As the film opens, we're introduced to struggling young farmer Stone and his family in mid 19th Century New Hampshire, his stern but supportive old mother and his meek, pious wife, who, at the end of his tether after a string of bad luck, invites the devil into his life by offering his soul for two cents if only his luck would change. Enter Huston as Old Nick, or as he's called here, Mr Scratch, in an eerily arresting scene, the first of many in the film, to take advantage of Stone's weakness to promptly sign him up to seven years of prosperity in return for his soul to be delivered up when that time is up.
Sure enough, Stone's prospects immediately turn for the better, but at the expense of his own Christian good-nature as he binds his fellow farmers to him in usury, hardens against his wife and mother and even condones the conduct of his openly rebellious young son as he defies his mum. In this he's helped by the chilling presence of Belle, a wild beauty, inserted by Mister Snatch into Stone's life by means of another startling introduction scene, almost immediately the baby is born. As the seven years tick by, with Scratch and Belle leading Jabez to perdition, there seems to be only man who can come to Stone's rescue, the good-natured, upstanding Daniel Webster, the future presidential aspirant for New Hampshire and it's to him that Stone's wife turns as a last resort to beg him to try to prise her husband from the Devil's grasp. Thus, in a titanic trial by the damned, convened by Scratch in Stone's mansion with the ghosts of bad men from American history, traitor Benedict Arnold most prominent amongst them, presiding, Jabez's fate is decided.

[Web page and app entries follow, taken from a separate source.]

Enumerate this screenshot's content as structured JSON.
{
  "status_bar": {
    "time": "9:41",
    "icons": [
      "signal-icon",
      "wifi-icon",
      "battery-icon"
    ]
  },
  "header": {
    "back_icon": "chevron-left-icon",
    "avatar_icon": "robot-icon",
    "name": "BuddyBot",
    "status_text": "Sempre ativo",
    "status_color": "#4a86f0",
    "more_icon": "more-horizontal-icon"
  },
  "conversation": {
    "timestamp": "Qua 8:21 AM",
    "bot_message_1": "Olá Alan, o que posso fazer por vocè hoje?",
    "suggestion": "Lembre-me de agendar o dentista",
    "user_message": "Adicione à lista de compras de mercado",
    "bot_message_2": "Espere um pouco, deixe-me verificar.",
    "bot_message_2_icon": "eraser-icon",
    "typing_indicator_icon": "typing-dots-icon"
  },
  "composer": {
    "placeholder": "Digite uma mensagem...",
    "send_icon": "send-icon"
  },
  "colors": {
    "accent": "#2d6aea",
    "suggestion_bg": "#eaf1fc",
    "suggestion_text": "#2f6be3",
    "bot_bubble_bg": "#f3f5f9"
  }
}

Huston is terrific as Mr Scratch, playing his character almost like a demented leprechaun at times, but still with a steely eye for his business with Arnold a good foil for him once they join battle. Simone Simon plays her role of temptress with demonic relish while James Craig and Anne Shirley shine as the young couple at the centre of the storm, although if Craig says "Concarn it!" one more time, I think I'll throttle him. The special effects are excellent, especially one concerning a flying axe and it's all helped by an early Bernard Herrmann soundtrack.
All in all, a suitably spooky, thought-provoking morality tale and as for that cheeky finishing shot, just watch out, Mr Scratch could be coming for you next time...